"For each message, nonresponders were automatically sent a follow-up version, which increased results by 75 percent. In fact, follow-up mailings often do better than the original mailings, according to Prugh Roeser, president of The Devereux Group. Nonresponders who didn't unsubscribe were sent subsequent mailings in the series, increasing results another 80 percent."
Interesting concept. Oh, and they posted examples of the emails.
Text vs. HTML email
Used to be, "Is HTML or Plain-Text email better?" was a pretty important topic. Back then, there were tons of plain-text die-hards. Nowadays, you don't hear so much from them anymore. Did they all die off? Did email apps start rendering HTML better? Did they just get tired of complaining? Anyway, ClickZ recently raised the topic again, and everyone seems to agree---who cares? Send Multipart/mime and let the recipient choose. Oh yeah, which is what MailChimp does. Some people don't know this about the chimp, tho: you can send only plain-text. Or, you can send only HTML. We recommend you send both, of course.
Here's the link: http://www.clickz.com/experts/em_mkt/em_mkt/article.php/3448841
Spam Filters and Email Content
We've noticed some of our users' campaigns setting off content-based spam filters lately, so thought it would be good to recap on what seems to set those off.
Content based spam filters generally assign points to certain "violations" in your email. Once your email's "spam score" exceeds a certain threshold, your email is tagged as spam.
- Avoid words and phrases like, "FREE!", "LIMITED TIME ONLY", or "ACT NOW"
- Talking about large sums of money ("We met our sales goal of $2,500,000 this year"), might score you some spam points.
- Avoid using colors in your fonts too much. Red text and red links seem to make the spam filters angry, especially if you also make them large.
- DON'T USE ALL CAPS---yelling looks like spam
- Always have a good balance of HTML and Plain-text. Just having one or the other seems to look spammy to some filters

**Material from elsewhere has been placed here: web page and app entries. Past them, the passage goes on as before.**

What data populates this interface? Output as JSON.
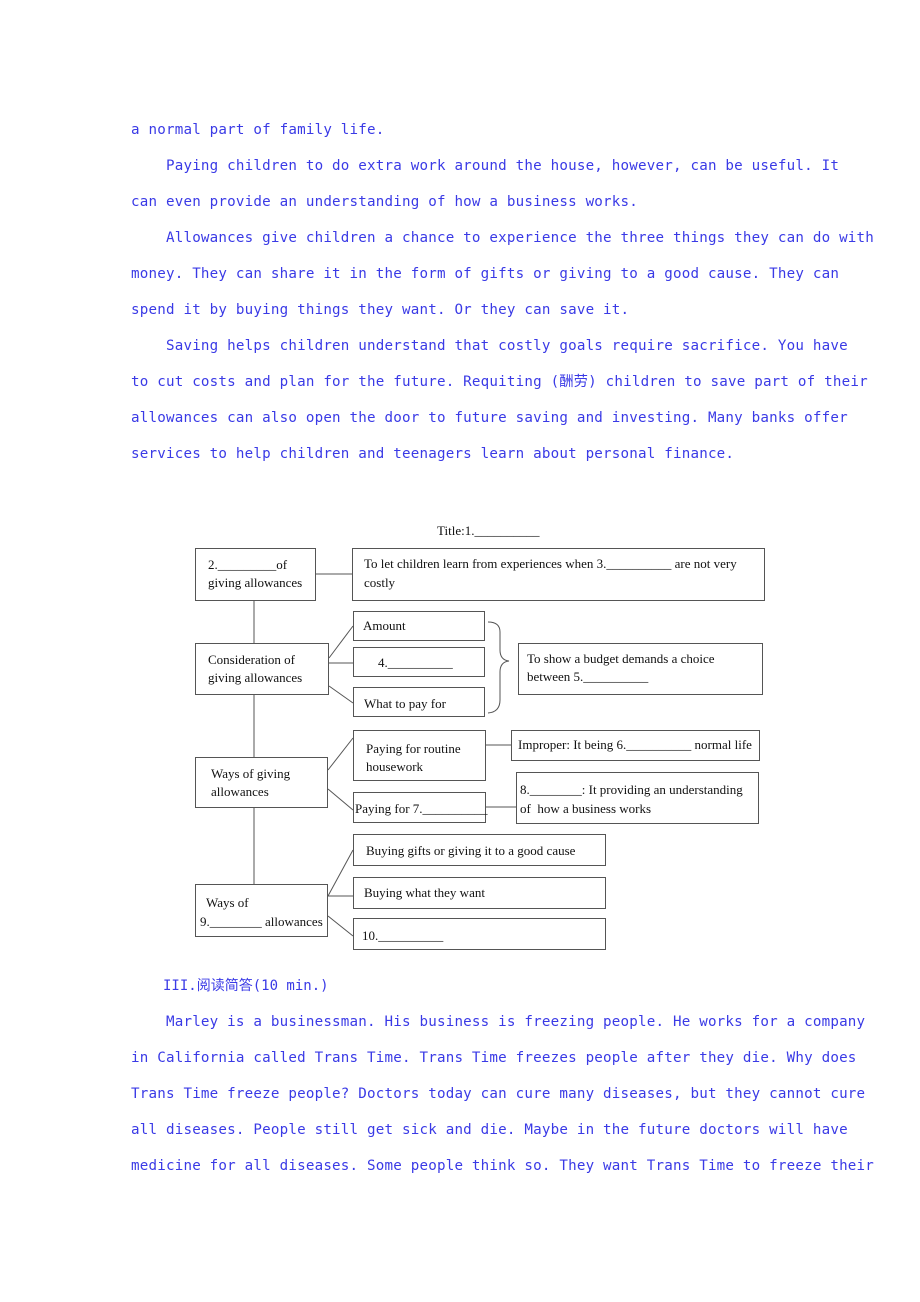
{
  "passage1": {
    "lines": [
      "a normal part of family life.",
      "    Paying children to do extra work around the house, however, can be useful. It",
      "can even provide an understanding of how a business works.",
      "    Allowances give children a chance to experience the three things they can do with",
      "money. They can share it in the form of gifts or giving to a good cause. They can",
      "spend it by buying things they want. Or they can save it.",
      "    Saving helps children understand that costly goals require sacrifice. You have",
      "to cut costs and plan for the future. Requiting (酬劳) children to save part of their",
      "allowances can also open the door to future saving and investing. Many banks offer",
      "services to help children and teenagers learn about personal finance."
    ]
  },
  "diagram": {
    "title": "Title:1.__________",
    "purpose_box": {
      "line1": "2._________of",
      "line2": "giving allowances"
    },
    "purpose_detail": {
      "line1": "To let children learn from experiences when 3.__________ are not very",
      "line2": "costly"
    },
    "consideration_box": {
      "line1": "Consideration of",
      "line2": "giving allowances"
    },
    "consideration_items": [
      "Amount",
      "4.__________",
      "What to pay for"
    ],
    "budget_box": {
      "line1": "To show a budget demands a choice",
      "line2": "between 5.__________"
    },
    "ways_box": {
      "line1": "Ways of giving",
      "line2": "allowances"
    },
    "routine_box": {
      "line1": "Paying for routine",
      "line2": "housework"
    },
    "paying_extra_box": "Paying for 7.__________",
    "improper_box": "Improper: It being 6.__________ normal life",
    "business_box": {
      "line1": "8.________: It providing an understanding",
      "line2": "of  how a business works"
    },
    "ways9_box": {
      "line1": "Ways of",
      "line2": "9.________ allowances"
    },
    "ways9_items": [
      "Buying gifts or giving it to a good cause",
      "Buying what they want",
      "10.__________"
    ]
  },
  "section3": {
    "heading": "III.阅读简答(10 min.)",
    "lines": [
      "    Marley is a businessman. His business is freezing people. He works for a company",
      "in California called Trans Time. Trans Time freezes people after they die. Why does",
      "Trans Time freeze people? Doctors today can cure many diseases, but they cannot cure",
      "all diseases. People still get sick and die. Maybe in the future doctors will have",
      "medicine for all diseases. Some people think so. They want Trans Time to freeze their"
    ]
  }
}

- Try not to link to IP addresses---instead, point to domain names
- Be short and sweet with your opt-out instructions. Going on and on about the legality of your email, or how to "be removed from future mailings by clicking reply and typing remove in the subject line" looks spammy. If possible, use a one-click opt-out method, or link to an online form.
Over the last few months, we've observed some of our users accidentally getting "false-positives" from the spam filters. Here are some interesting ones...

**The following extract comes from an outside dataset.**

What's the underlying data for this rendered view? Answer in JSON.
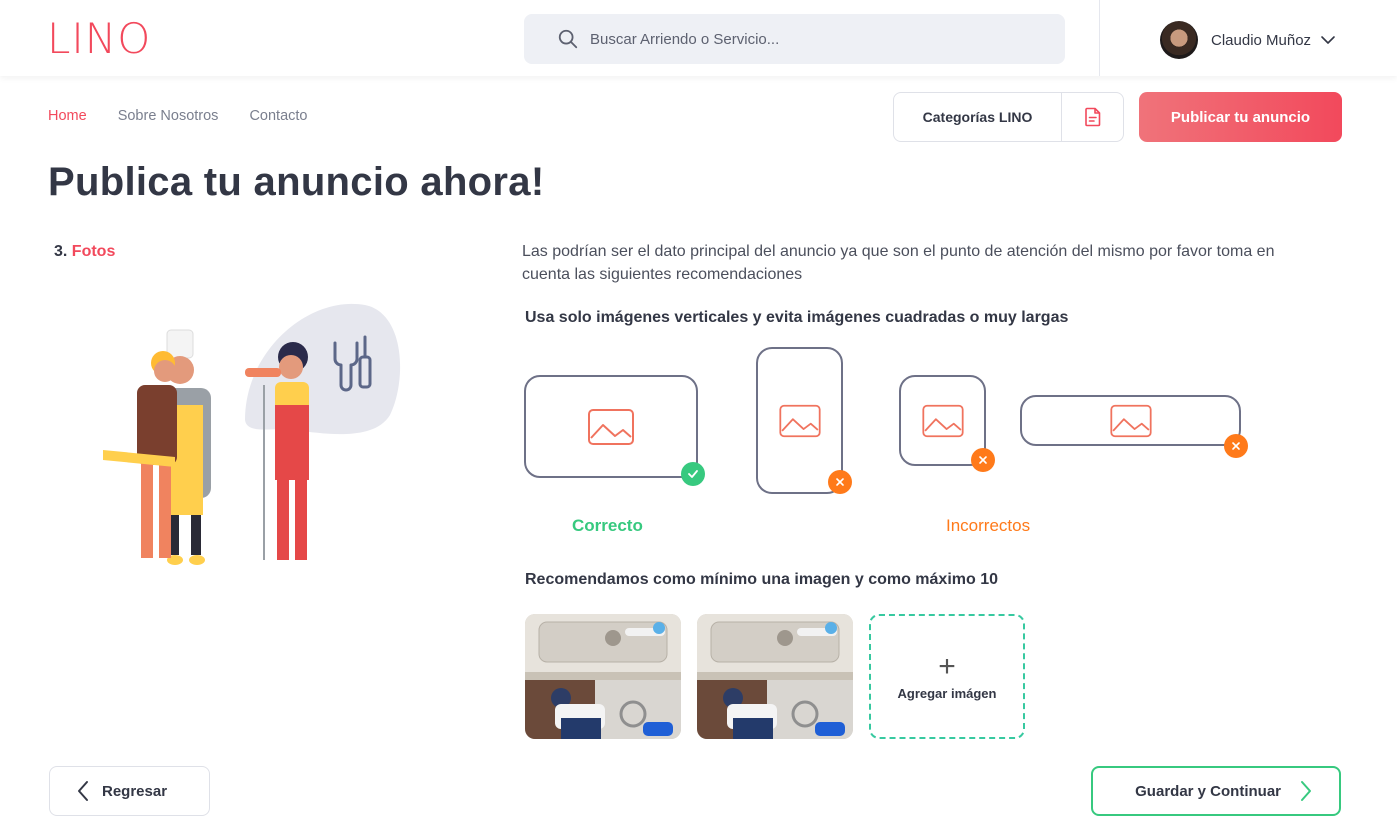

- One user sells industrial equipment to B2B clients, with pretty high price tags. All of the "$1,500,000" values in the content set off the filters
- Similar situation with another user that sells private jets---large money numbers apparently look like financial scams
- One user sent an HTML only email to his customers, with no plain-text alternative. It was a holiday e-greeting, and the message had no copy in it---just a big animated graphic.
- Another user apparently used Microsoft FrontPage (yes, he was penalized for that) to build his HTML email e-vite, which consisted of nothing but gigantic text, with every sentence in a different color.
- A pharmaceutical corporation sent an internal campaign to its employees that got flagged as spam, because they mentioned pending approval of their new impotence drug (Cialis, Vioxx, Viagra spam, anyone?)
- A non-profit that helps students in foreign countries come to school in America, put the words "young" and "adult" and "teen" a few too many times in their content.
Just be careful with your content---some of the most innocent words can result in your email getting tagged as spam. Here's an example of what Spam Assassin, one of the most popular open-source anti-spam systems, reports when it tags something as spam...
Sherpa's What's Working in Email Stats
Neat little 17-page PDF from Marketing Sherpa. It's a teaser for their big 200+ page e-Book, which we own, and have found very useful. This quick PDF has a few of the interesting charts from the book, like:
- Open rates by industry
- What are marketers planning for 2005?
- What email variables do B-2-B marketers test?
- Days of week impact on response rates